A further study by Bissell also investigates this topic however from a different perspective. Bissell (2010) looks at the notion of community and atmosphere within a train carriage. He notes something which I find interesting, that there is a certain atmosphere within a train carriage which has a powerful effect on the traveller in terms of a reticent passivity which contradicts a set of forces which work when travelling by train which prime an individual to act.
As far as I am aware this societal approach to the atmosphere on a train carriage has only been conducted in relation to psychology and obedience before and therefore it is very interesting that Bissell has looked at it within the field of transport.
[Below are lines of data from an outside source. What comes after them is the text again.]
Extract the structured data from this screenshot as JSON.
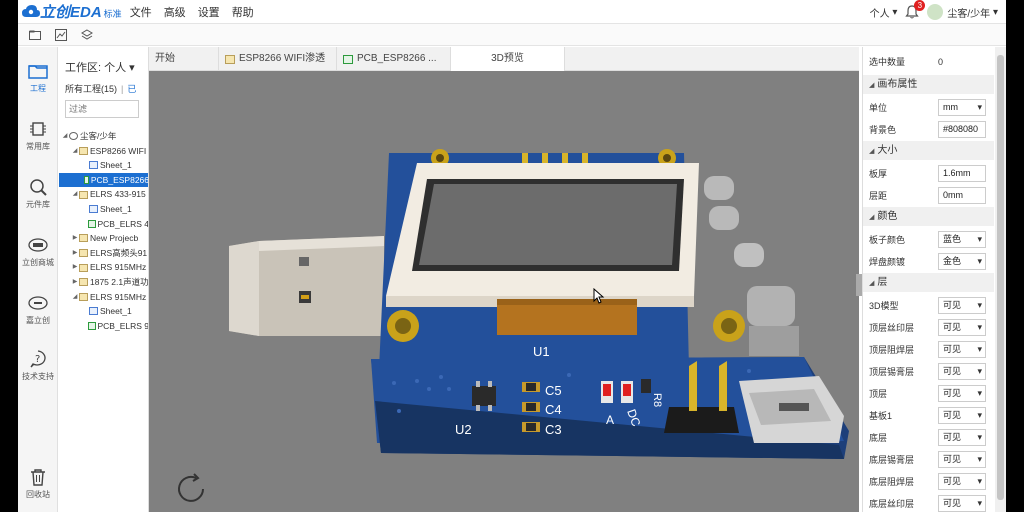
{
  "app": {
    "logo_text": "立创EDA",
    "edition": "标准",
    "menu": [
      "文件",
      "高级",
      "设置",
      "帮助"
    ]
  },
  "topright": {
    "personal": "个人",
    "notifications": "3",
    "username": "尘客/少年"
  },
  "leftnav": [
    {
      "label": "工程",
      "icon": "folder-icon"
    },
    {
      "label": "常用库",
      "icon": "chip-icon"
    },
    {
      "label": "元件库",
      "icon": "search-icon"
    },
    {
      "label": "立创商城",
      "icon": "lcsc-icon"
    },
    {
      "label": "嘉立创",
      "icon": "jlc-icon"
    },
    {
      "label": "技术支持",
      "icon": "help-icon"
    },
    {
      "label": "回收站",
      "icon": "trash-icon"
    }
  ],
  "project_panel": {
    "workspace_label": "工作区: 个人",
    "all_projects": "所有工程(15)",
    "link_text": "已",
    "filter_placeholder": "过滤",
    "tree": [
      {
        "label": "尘客/少年",
        "type": "user",
        "level": 0,
        "expanded": true
      },
      {
        "label": "ESP8266 WIFI",
        "type": "folder",
        "level": 1,
        "expanded": true
      },
      {
        "label": "Sheet_1",
        "type": "sch",
        "level": 2
      },
      {
        "label": "PCB_ESP8266",
        "type": "pcb",
        "level": 2,
        "selected": true
      },
      {
        "label": "ELRS 433-915",
        "type": "folder",
        "level": 1,
        "expanded": true
      },
      {
        "label": "Sheet_1",
        "type": "sch",
        "level": 2
      },
      {
        "label": "PCB_ELRS 4",
        "type": "pcb",
        "level": 2
      },
      {
        "label": "New Projecb",
        "type": "folder",
        "level": 1,
        "expanded": false
      },
      {
        "label": "ELRS高频头91",
        "type": "folder",
        "level": 1,
        "expanded": false
      },
      {
        "label": "ELRS 915MHz",
        "type": "folder",
        "level": 1,
        "expanded": false
      },
      {
        "label": "1875 2.1声道功",
        "type": "folder",
        "level": 1,
        "expanded": false
      },
      {
        "label": "ELRS 915MHz",
        "type": "folder",
        "level": 1,
        "expanded": true
      },
      {
        "label": "Sheet_1",
        "type": "sch",
        "level": 2
      },
      {
        "label": "PCB_ELRS 9",
        "type": "pcb",
        "level": 2
      }
    ]
  },
  "tabs": [
    {
      "label": "开始",
      "icon": "",
      "active": false
    },
    {
      "label": "ESP8266 WIFI渗透",
      "icon": "folder",
      "active": false
    },
    {
      "label": "PCB_ESP8266 ...",
      "icon": "pcb",
      "active": false
    },
    {
      "label": "3D预览",
      "icon": "",
      "active": true
    }
  ],
  "view3d": {
    "background": "#808080",
    "silkscreen": [
      "U1",
      "U2",
      "C5",
      "C4",
      "C3",
      "R8",
      "A",
      "DC"
    ]
  },
  "properties": {
    "selected_count_label": "选中数量",
    "selected_count": "0",
    "sections": [
      {
        "title": "画布属性",
        "rows": [
          {
            "label": "单位",
            "value": "mm",
            "select": true
          },
          {
            "label": "背景色",
            "value": "#808080",
            "color": true
          }
        ]
      },
      {
        "title": "大小",
        "rows": [
          {
            "label": "板厚",
            "value": "1.6mm",
            "select": false
          },
          {
            "label": "层距",
            "value": "0mm",
            "select": false
          }
        ]
      },
      {
        "title": "颜色",
        "rows": [
          {
            "label": "板子颜色",
            "value": "蓝色",
            "select": true
          },
          {
            "label": "焊盘颜镀",
            "value": "金色",
            "select": true
          }
        ]
      },
      {
        "title": "层",
        "rows": [
          {
            "label": "3D模型",
            "value": "可见",
            "select": true
          },
          {
            "label": "顶层丝印层",
            "value": "可见",
            "select": true
          },
          {
            "label": "顶层阻焊层",
            "value": "可见",
            "select": true
          },
          {
            "label": "顶层锡膏层",
            "value": "可见",
            "select": true
          },
          {
            "label": "顶层",
            "value": "可见",
            "select": true
          },
          {
            "label": "基板1",
            "value": "可见",
            "select": true
          },
          {
            "label": "底层",
            "value": "可见",
            "select": true
          },
          {
            "label": "底层锡膏层",
            "value": "可见",
            "select": true
          },
          {
            "label": "底层阻焊层",
            "value": "可见",
            "select": true
          },
          {
            "label": "底层丝印层",
            "value": "可见",
            "select": true
          }
        ]
      }
    ]
  }
}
Whilst I feel that this study is extremely relevant and is something a great number of people may be able to relate to some criticism I have is that the notion he is describing is extremely intangible and whilst he does provide extensive primary research as evidence the atmosphere is difficult to pin and down and evaluate scientifically.
Another study on this topic is that of Ole (2009). This study looks at the idea of mobility in urban areas. The author describes the tendency for modern cities to be represented not just by their static venues but also by their transit spaces and argues that there should be a re configuration of the way in which identities of place are conceptualised and that transit spaces ought to become a location for meaningful interaction and pleasure. As with the Watt and Urry article this paper calls for a revaluation of the attitudes towards train travel and therefore provides a useful framework which forms a base upon which it would be possible to build upon and expand in my own study.
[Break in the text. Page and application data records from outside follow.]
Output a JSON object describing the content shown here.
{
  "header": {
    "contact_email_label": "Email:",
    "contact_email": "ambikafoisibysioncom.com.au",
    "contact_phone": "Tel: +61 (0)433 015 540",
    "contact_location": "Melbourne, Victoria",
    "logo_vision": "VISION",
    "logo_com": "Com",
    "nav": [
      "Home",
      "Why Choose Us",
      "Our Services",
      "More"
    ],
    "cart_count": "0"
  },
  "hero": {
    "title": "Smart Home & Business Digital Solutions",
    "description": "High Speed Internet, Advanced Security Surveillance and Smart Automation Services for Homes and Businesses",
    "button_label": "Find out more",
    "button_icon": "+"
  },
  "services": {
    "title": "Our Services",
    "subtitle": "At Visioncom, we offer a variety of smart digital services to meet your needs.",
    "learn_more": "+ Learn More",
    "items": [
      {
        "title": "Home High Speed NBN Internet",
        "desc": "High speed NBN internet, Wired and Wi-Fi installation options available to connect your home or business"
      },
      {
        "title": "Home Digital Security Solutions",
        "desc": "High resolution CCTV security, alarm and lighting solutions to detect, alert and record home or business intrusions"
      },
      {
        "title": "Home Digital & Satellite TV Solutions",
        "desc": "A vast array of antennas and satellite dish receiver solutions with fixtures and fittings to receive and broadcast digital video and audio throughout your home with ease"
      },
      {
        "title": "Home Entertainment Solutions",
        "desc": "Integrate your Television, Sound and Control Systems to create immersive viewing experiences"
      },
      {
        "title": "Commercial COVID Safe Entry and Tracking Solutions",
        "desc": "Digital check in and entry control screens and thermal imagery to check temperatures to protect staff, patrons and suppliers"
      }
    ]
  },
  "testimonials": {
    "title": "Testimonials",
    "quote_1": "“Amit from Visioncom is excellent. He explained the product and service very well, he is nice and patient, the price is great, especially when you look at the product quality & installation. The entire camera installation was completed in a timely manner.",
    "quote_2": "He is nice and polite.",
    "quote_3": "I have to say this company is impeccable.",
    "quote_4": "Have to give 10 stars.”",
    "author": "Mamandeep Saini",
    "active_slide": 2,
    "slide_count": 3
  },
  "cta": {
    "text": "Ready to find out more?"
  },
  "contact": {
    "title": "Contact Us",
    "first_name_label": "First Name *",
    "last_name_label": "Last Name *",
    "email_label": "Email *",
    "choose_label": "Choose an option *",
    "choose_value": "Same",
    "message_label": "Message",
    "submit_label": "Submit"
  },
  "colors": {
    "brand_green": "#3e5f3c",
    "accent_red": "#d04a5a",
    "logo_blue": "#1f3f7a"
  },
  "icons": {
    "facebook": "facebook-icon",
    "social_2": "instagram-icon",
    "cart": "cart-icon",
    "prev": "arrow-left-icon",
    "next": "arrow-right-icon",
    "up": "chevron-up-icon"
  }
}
Throughout my literature study I have been able to identify the key theorists in the field of train travel and highlight some potent and relevant issues in this area of study. By looking critically at research which has already been conducted I am now able to ensure that my own study brings new ideas into academic discourse and that my investigation does not cover ground already subject to analysis. The gaps I have noted and other observations made throughout the body of my text therefore now place me in an ideal position to be able to come to a conclusion based on relevant research which will be will informed and critical in its scope.
Bissell, David. “Visualising everyday geographies: practices of vision through travel-time” Transactions of the Institute of British Geographers 34 (2008) 42- 60
Bissell David. “Passenger mobilities: affective atmospheres and the sociality of public transport.” Environment and Planning D: Society and Space 28 (2010) 270- 89
Bhat, Chandra. “A heteroscedastic extreme value model of intercity travel mode choice.” Transportation Research Part B: Methodological 29 (1995) 471- 83
Kroes, Eric P. and Sheldon, Robert J., “Stated Preference Methods: An Introduction.” Journal of Transport Economics and Policy 22 (1988), 11- 25
Nurul Habib, Khandker, Day, Nicholas, and Miller, Eric. “An investigation of commuting trip timing and mode choice in the Greater Toronto Area: Application of a joint discrete-continuous model.” Transportation Research Part A: Policy and Practice 43 (2009) 639- 53
Ole, Jensen B. “Flows of Meaning, Cultures of Movements – Urban Mobility as Meaningful Everyday Life Practice.” Mobilities 4 (2009) 139-58
Watts, Laura. “The art and craft of train travel.” Social and Cultural Geography 9 (2008): 711- 26
Watts Laura and Urry John. “Moving methods, travelling times.” Environment and Planning